Sometimes there’s a big difference between what corporate executives say about reshoring and what’s actually happening on the ground, said Morris Cohen, a professor emeritus at the Wharton School at the University of Pennsylvania. Cohen specializes in manufacturing and logistics and says he was “working on global supply chain strategy long before supply chains got cool.”

Companies often announce relocation initiatives with great fanfare because they want to be seen as good corporate citizens, Cohen said, citing Apple’s 2019 announcement that it was transferring manufacturing of its top Mac Pro laptop. range from China to Texas.

“Well, if you look at the data, the vast majority of what they continue to produce was produced in China,” he said. “There is a political dimension to this that you cannot ignore.”

Cohen co-authored research in 2015 and 2016 that showed much of the manufacturing touted as “reshored” was actually new investment by foreign companies seeking access to U.S. markets and innovation. The research found that global supply chain movements are intertwining more than ever, and even within the same company, one department may outsource while another relocates. Ultimately, there was no significant net improvement in the US manufacturing sector.


But Cohen said there appears to be “a shift in the balance” underway due to the deep supply chain disruptions caused by the pandemic.

Historically, the need for efficiency and low costs has driven companies to develop global supply chains, often allocating all production to large factories overseas, he said. But the pandemic has shown managers “that you can go too far down this road” and that maintaining just-in-time inventory is too risky.

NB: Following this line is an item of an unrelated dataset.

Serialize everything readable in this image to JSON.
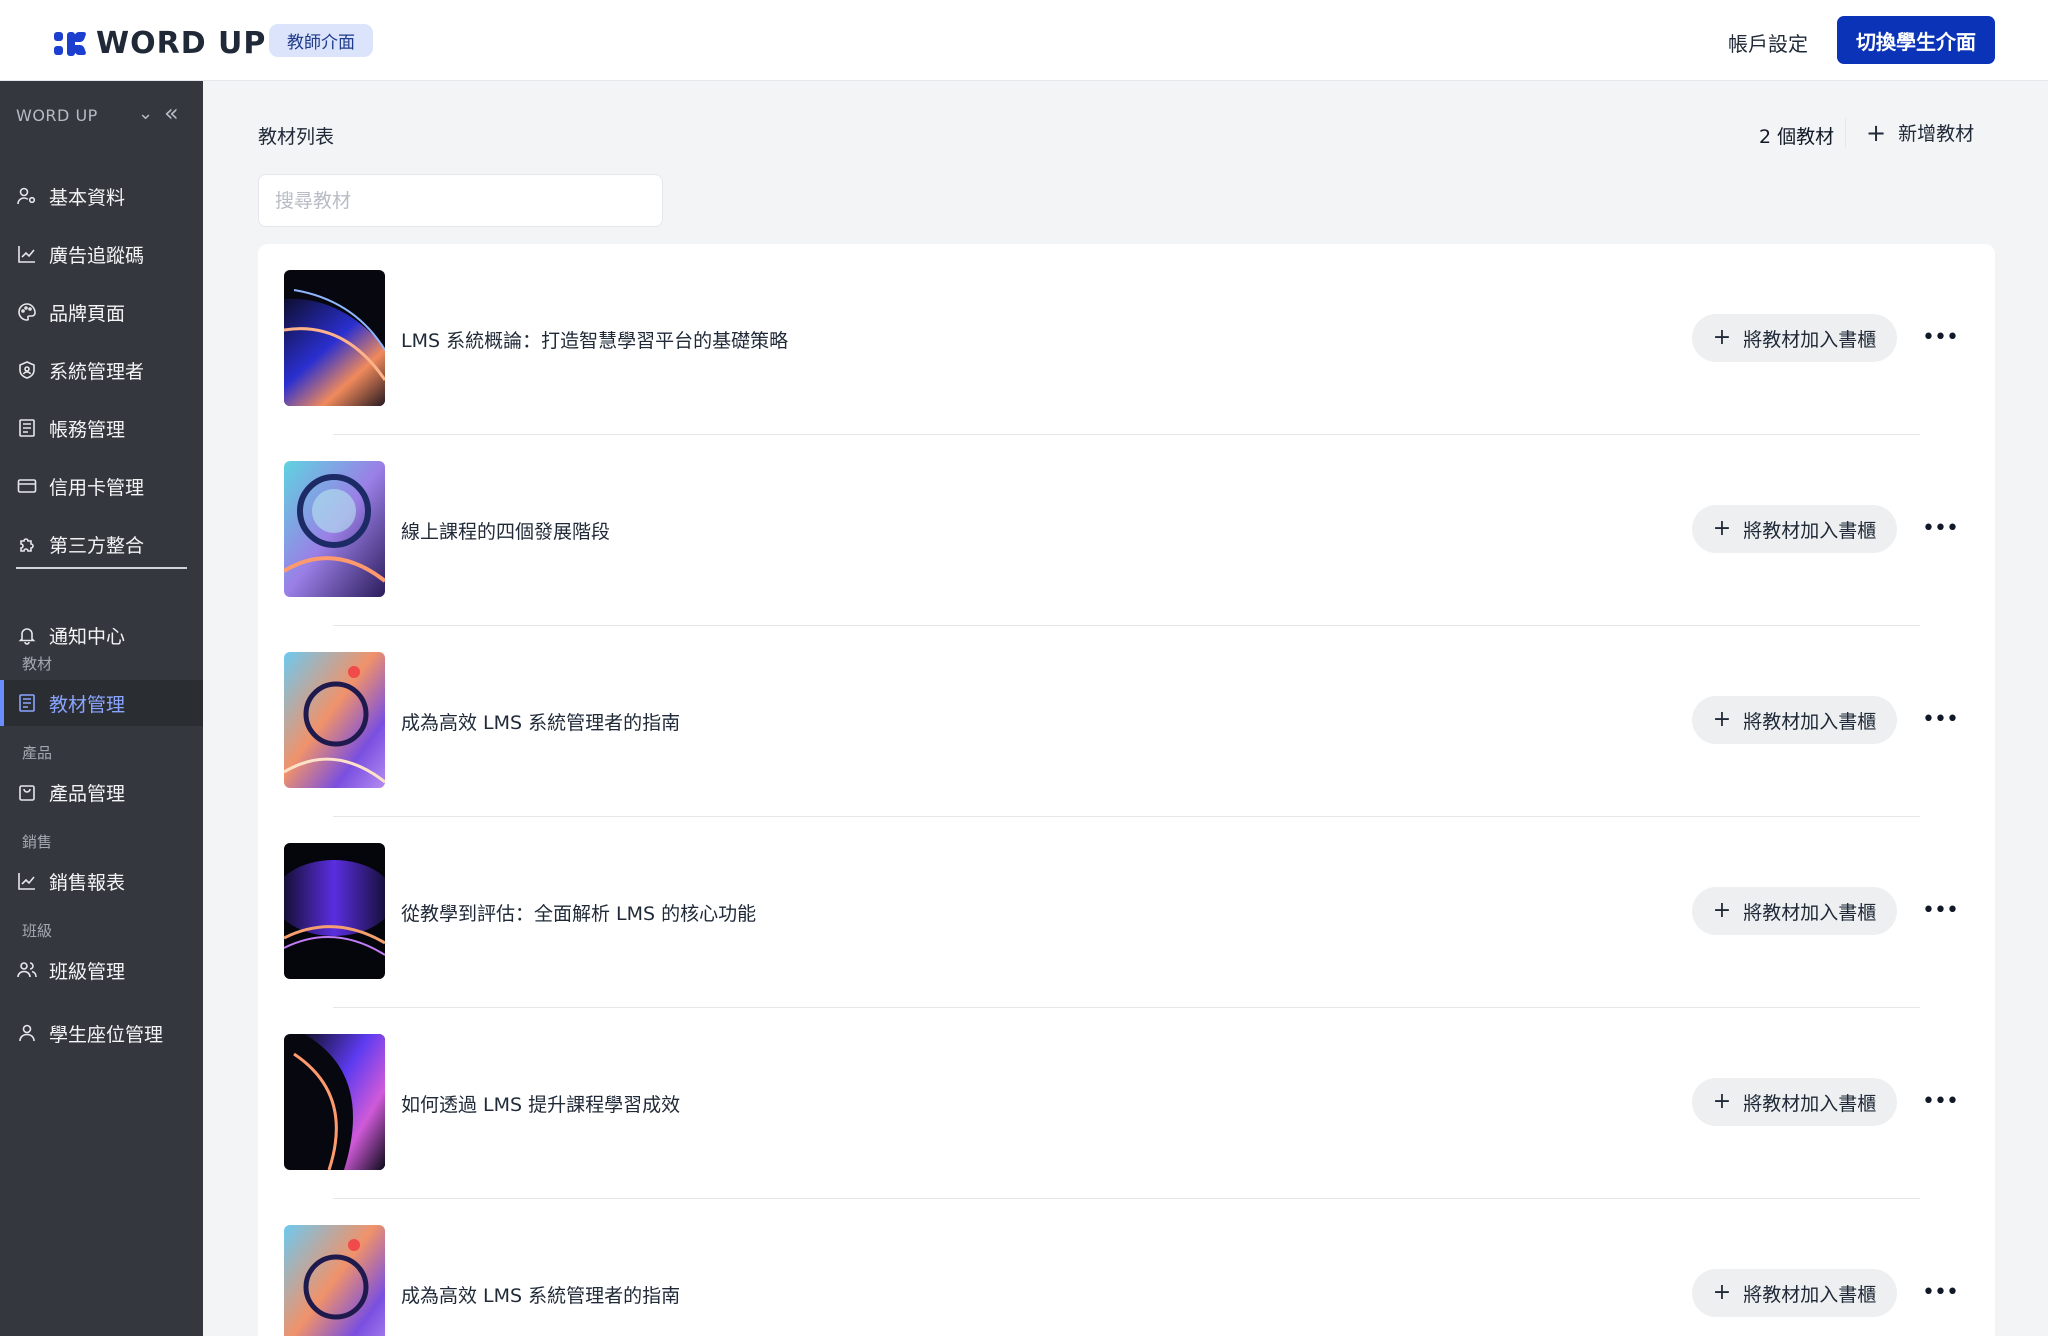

Managers are now talking about giving up some efficiency and some risk to achieve resilience in their supply chains, establishing new regional secondary supply chains, he said.

“There has been a change in attitude in companies,” Cohen said. “But it costs nothing to talk. What have they actually done? And as we’ve seen before, you don’t see a massive factory comeback in the US or Western Europe.”

Araten confirms that many of the companies he has profiled see domestic factories as a backup to their overseas production, a sort of insurance policy against supply chain disruptions, including political instability in the stranger.

“It’s hard to totally unplug a supply chain, if you’re waist deep in China,” he said. “A lot of companies are trying to make the United States part of their supply chain so that if things start happening overseas, they can do it here.”

Araten hopes that eventually the makers will bring all their production back to America.

“I know it was five decades of offshoring and we’re not going to solve it in a year,” he said. “If you make all your essentials here, it makes your own country richer, it gives you more options, and it just allows you to thrive.”